_What is being asked_
Every line containing the string "with" should be returned from the records.

_Exercise data_
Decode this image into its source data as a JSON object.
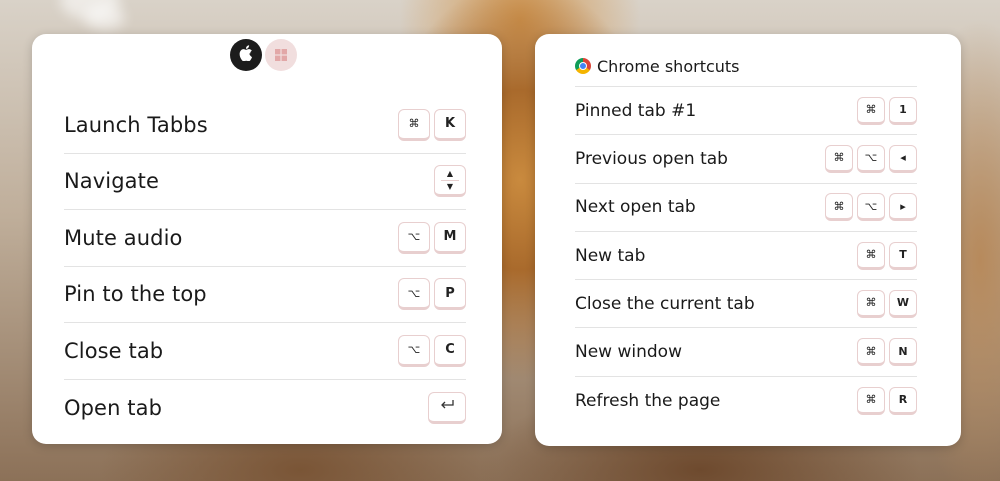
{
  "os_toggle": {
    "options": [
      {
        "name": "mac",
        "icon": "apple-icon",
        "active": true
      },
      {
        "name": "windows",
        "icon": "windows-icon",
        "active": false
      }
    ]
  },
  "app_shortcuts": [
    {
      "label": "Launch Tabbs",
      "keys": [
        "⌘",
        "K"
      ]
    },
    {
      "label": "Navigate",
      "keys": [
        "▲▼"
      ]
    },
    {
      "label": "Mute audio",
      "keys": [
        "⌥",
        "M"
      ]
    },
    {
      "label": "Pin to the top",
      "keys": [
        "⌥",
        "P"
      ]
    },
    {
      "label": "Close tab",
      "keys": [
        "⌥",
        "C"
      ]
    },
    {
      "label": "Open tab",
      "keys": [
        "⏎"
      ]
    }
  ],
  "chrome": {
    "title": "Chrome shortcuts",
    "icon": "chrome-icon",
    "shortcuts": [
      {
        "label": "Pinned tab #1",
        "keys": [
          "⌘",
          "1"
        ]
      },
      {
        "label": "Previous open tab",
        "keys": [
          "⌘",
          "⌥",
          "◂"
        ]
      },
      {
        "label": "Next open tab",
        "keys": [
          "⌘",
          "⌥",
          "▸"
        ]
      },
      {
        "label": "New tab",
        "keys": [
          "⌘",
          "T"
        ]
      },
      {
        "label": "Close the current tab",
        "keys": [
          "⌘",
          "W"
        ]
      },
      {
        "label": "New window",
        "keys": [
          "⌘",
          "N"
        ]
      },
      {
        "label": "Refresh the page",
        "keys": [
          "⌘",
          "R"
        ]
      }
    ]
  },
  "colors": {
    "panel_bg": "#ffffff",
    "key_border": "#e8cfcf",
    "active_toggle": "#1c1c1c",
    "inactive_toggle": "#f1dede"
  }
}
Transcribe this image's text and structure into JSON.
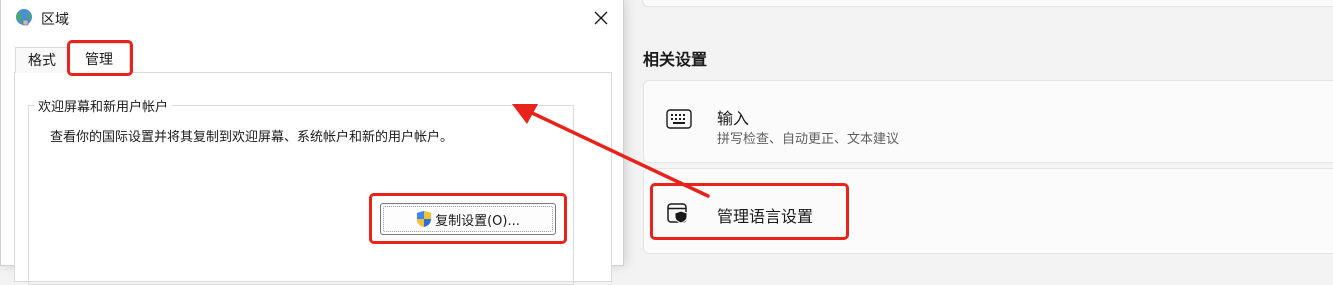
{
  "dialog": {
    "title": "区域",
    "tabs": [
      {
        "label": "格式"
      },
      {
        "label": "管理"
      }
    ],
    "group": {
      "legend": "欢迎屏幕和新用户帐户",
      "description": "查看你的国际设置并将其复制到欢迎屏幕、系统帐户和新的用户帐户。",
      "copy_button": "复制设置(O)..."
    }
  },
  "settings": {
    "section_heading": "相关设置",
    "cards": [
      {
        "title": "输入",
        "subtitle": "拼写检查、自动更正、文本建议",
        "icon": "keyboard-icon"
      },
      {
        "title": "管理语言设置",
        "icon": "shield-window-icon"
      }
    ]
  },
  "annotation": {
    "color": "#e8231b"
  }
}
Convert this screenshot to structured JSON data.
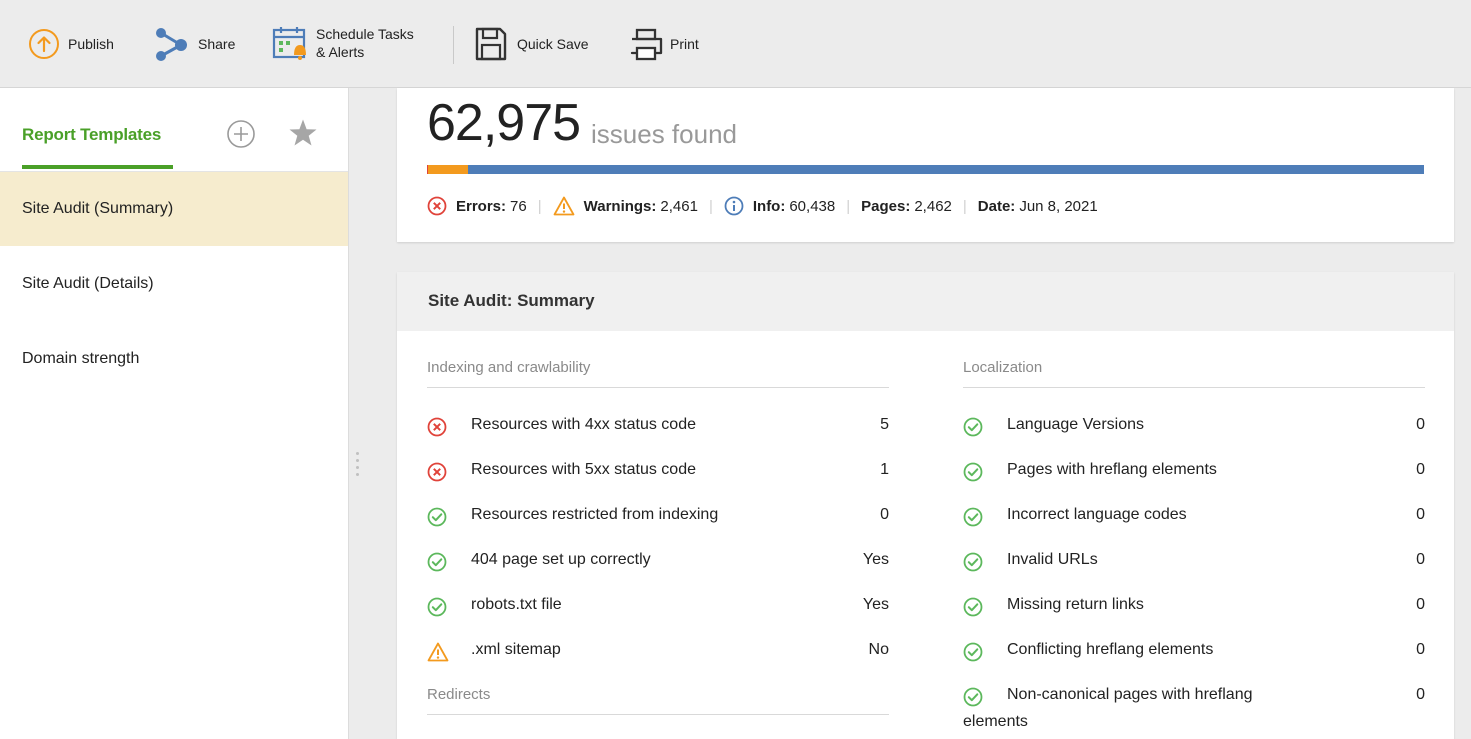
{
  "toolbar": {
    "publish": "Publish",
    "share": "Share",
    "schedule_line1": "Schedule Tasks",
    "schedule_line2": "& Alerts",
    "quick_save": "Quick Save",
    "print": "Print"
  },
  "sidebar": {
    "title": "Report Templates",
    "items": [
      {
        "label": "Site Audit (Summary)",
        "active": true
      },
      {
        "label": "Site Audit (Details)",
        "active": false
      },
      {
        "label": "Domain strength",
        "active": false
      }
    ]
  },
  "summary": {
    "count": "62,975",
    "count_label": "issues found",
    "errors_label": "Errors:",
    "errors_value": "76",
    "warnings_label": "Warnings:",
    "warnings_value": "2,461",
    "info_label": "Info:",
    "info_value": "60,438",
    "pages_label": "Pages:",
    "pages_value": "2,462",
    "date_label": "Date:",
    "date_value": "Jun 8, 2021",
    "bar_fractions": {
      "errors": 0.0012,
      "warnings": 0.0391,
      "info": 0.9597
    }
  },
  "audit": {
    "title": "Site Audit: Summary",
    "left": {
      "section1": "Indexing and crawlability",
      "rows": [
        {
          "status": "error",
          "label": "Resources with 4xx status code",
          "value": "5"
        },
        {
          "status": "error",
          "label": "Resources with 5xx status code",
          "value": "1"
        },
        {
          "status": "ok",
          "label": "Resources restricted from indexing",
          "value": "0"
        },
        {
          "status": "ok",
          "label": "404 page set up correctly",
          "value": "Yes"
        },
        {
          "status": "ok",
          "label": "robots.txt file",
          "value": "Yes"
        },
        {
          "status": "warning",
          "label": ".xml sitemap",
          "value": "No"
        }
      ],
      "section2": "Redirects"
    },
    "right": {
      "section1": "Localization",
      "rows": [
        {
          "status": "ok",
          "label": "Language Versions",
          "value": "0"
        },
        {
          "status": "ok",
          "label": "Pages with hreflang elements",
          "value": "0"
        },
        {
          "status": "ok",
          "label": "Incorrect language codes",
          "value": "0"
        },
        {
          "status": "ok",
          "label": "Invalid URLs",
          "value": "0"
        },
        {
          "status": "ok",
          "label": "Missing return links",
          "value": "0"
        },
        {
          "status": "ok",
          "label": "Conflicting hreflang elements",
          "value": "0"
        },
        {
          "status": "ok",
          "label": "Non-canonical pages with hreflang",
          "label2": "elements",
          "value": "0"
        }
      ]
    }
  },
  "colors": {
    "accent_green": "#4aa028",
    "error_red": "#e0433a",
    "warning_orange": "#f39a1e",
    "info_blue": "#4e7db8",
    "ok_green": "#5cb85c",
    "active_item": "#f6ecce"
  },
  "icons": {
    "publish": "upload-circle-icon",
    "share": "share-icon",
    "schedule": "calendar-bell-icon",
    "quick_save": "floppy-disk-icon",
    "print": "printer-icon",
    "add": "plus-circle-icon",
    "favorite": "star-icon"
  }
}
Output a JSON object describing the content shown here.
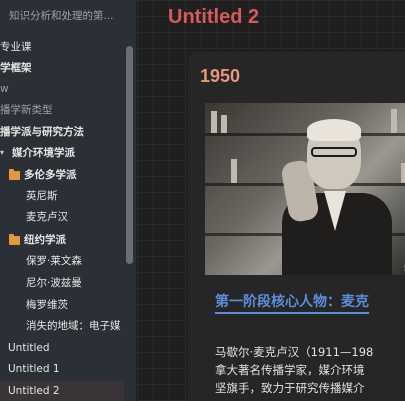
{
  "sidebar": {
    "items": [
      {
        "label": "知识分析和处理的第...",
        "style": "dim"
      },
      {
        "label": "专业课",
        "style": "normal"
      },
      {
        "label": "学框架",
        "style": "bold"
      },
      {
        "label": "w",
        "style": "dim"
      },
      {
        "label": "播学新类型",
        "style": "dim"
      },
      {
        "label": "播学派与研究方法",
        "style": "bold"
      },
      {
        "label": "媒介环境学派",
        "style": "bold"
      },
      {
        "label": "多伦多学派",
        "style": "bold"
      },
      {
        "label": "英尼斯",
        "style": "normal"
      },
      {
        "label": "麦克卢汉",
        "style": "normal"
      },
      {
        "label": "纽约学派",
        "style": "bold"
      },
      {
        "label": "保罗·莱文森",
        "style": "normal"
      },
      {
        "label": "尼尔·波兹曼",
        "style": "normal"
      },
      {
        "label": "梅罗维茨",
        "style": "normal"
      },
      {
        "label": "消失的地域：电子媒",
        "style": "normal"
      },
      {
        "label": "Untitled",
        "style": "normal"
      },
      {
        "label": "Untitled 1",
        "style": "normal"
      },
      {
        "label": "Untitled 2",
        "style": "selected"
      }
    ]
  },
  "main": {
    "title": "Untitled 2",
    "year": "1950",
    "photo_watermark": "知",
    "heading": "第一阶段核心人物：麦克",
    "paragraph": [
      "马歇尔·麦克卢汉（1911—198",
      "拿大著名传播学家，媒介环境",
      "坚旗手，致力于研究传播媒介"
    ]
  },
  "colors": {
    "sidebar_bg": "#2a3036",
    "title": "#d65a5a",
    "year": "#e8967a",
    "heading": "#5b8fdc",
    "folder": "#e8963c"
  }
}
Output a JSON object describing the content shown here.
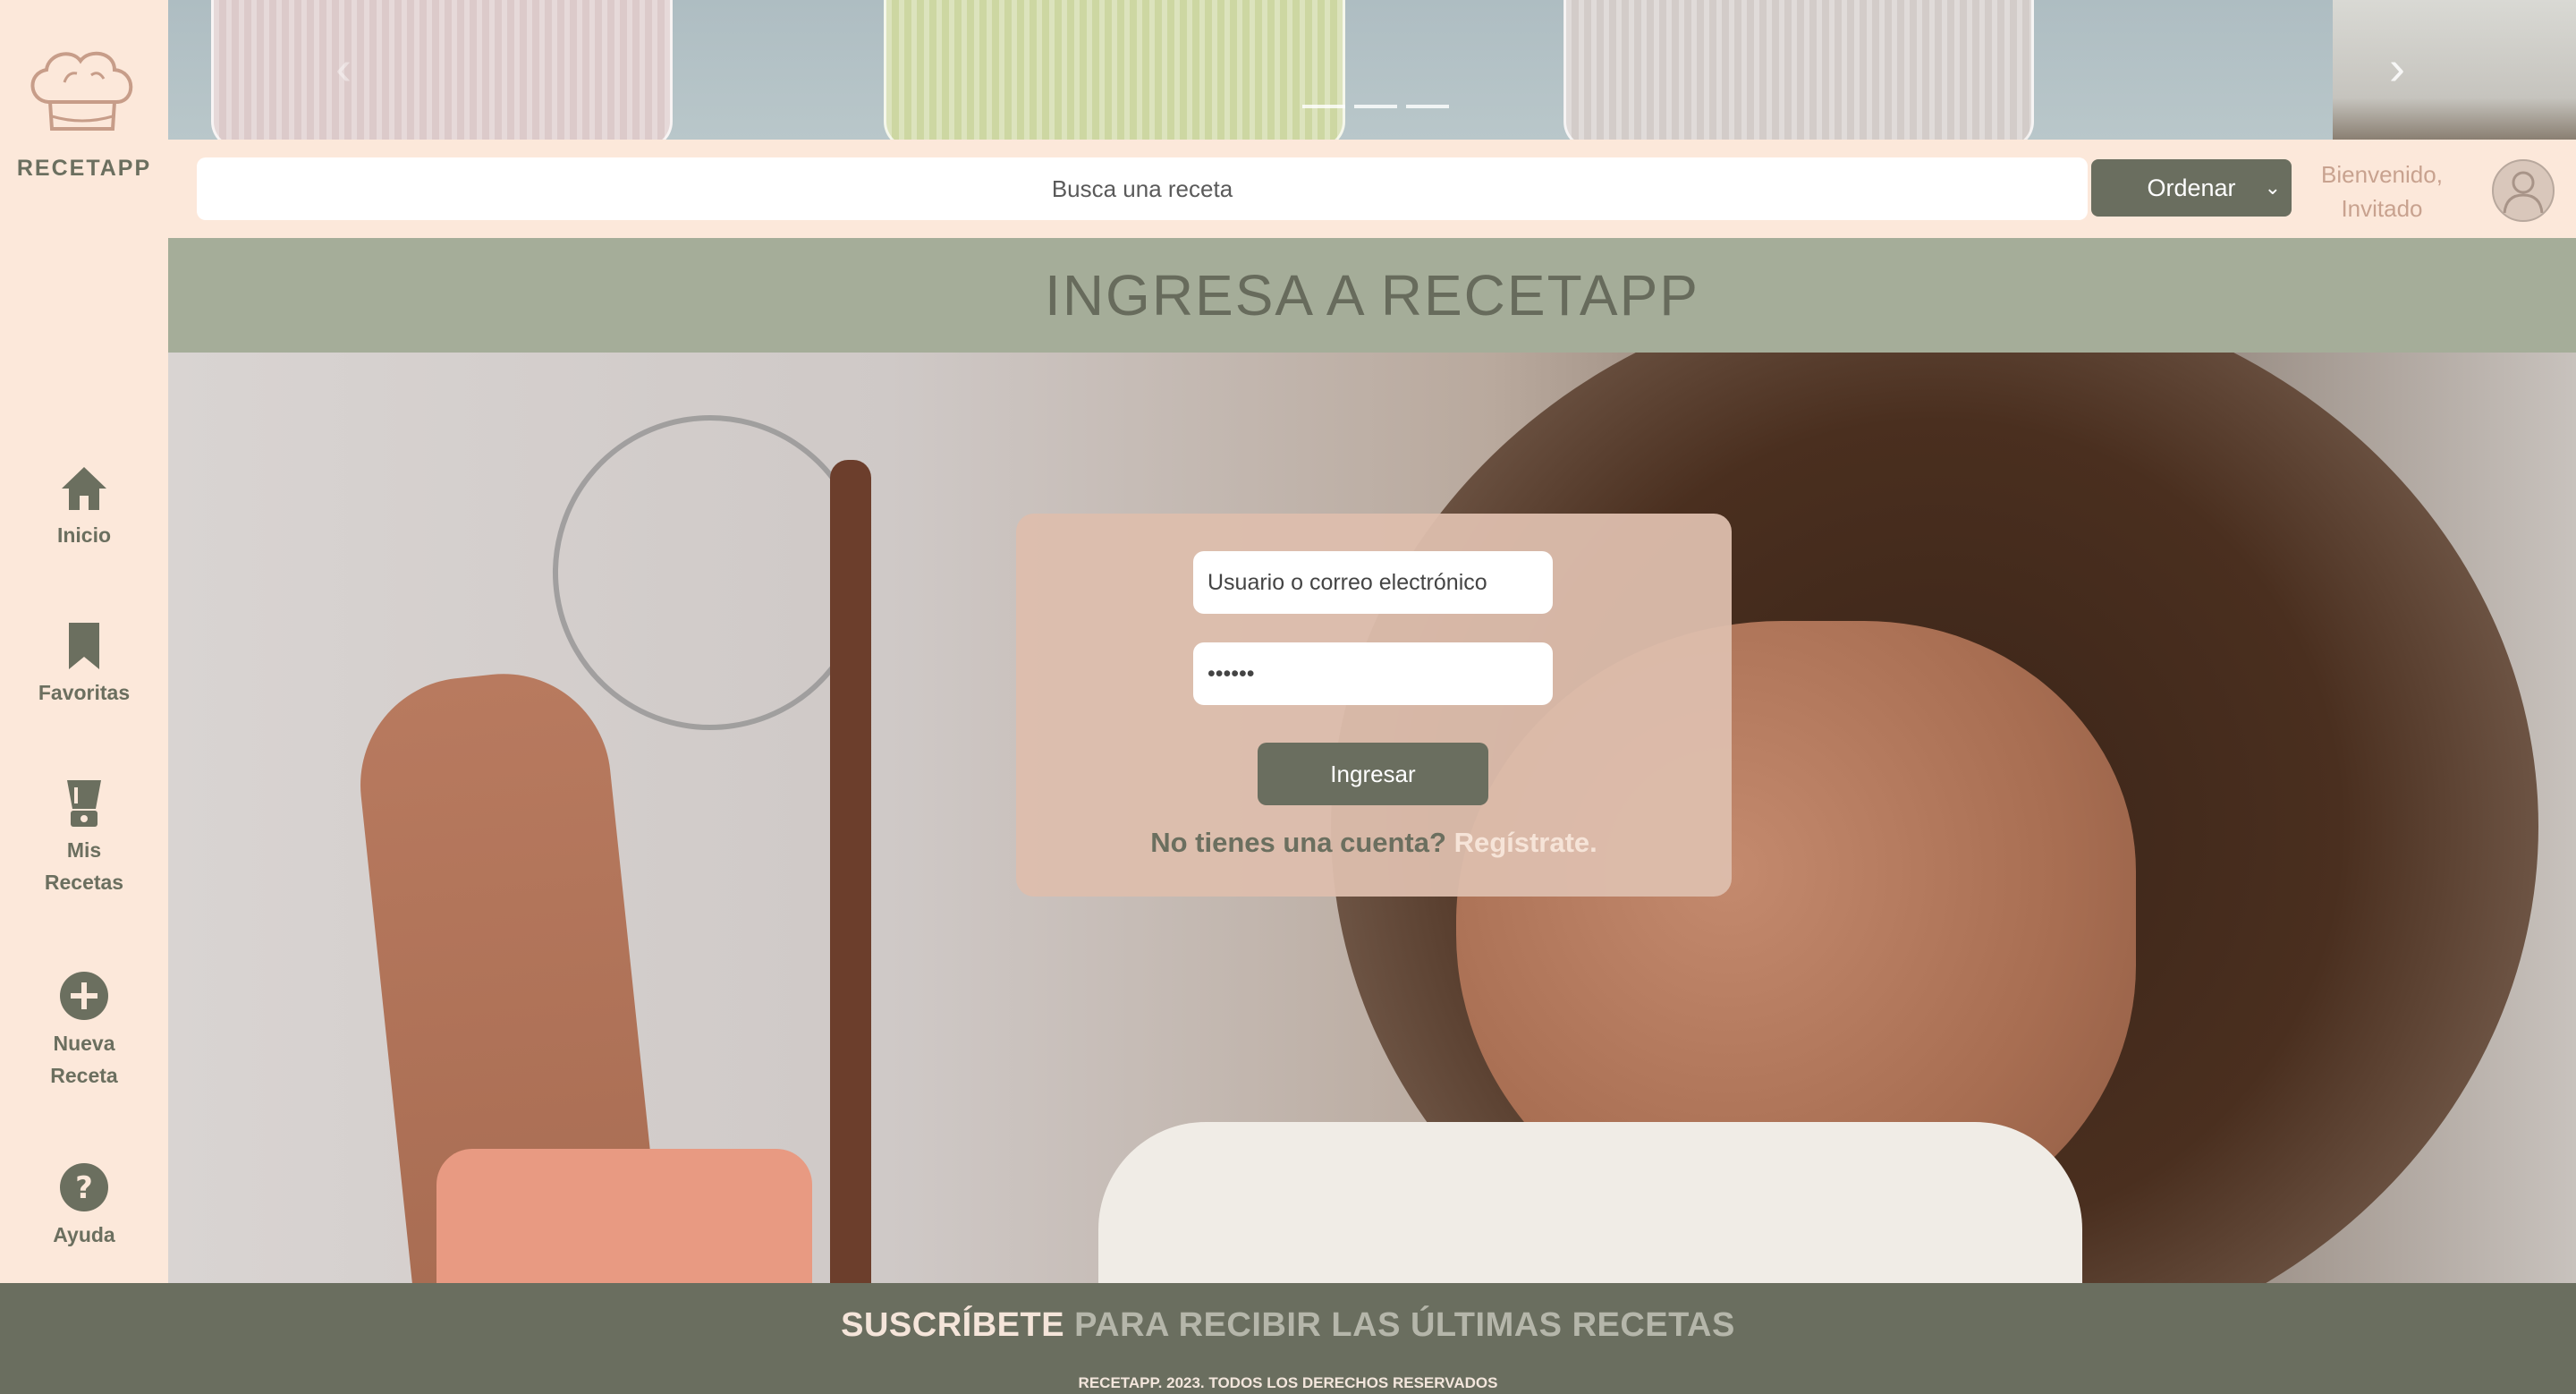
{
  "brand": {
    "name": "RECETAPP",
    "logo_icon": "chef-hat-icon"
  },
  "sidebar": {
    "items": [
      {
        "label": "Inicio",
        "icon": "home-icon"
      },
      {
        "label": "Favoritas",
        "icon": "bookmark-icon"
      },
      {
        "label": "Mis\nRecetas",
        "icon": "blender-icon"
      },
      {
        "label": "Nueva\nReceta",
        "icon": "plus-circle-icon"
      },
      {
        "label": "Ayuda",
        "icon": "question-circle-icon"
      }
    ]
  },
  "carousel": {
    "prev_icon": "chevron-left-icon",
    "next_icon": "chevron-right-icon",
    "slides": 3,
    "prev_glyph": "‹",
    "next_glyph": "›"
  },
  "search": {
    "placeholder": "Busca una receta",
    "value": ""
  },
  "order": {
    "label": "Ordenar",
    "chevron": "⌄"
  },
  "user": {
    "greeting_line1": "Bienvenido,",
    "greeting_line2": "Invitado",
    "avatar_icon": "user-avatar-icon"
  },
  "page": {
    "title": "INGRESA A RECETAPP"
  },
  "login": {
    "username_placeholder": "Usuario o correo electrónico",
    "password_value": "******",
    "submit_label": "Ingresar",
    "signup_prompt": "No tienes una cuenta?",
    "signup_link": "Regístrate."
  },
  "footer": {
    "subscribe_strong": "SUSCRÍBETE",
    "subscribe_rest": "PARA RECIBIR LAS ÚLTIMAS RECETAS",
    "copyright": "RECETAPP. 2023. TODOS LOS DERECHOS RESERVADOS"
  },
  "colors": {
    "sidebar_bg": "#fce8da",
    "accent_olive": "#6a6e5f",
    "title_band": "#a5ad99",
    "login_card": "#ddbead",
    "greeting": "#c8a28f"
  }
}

_Response to the exercise_
          "label": "Resources with 4xx status code",
          "label": "Resources with 5xx status code",
          "label": "Pages with hreflang elements",
          "label": "Non-canonical pages with hreflang",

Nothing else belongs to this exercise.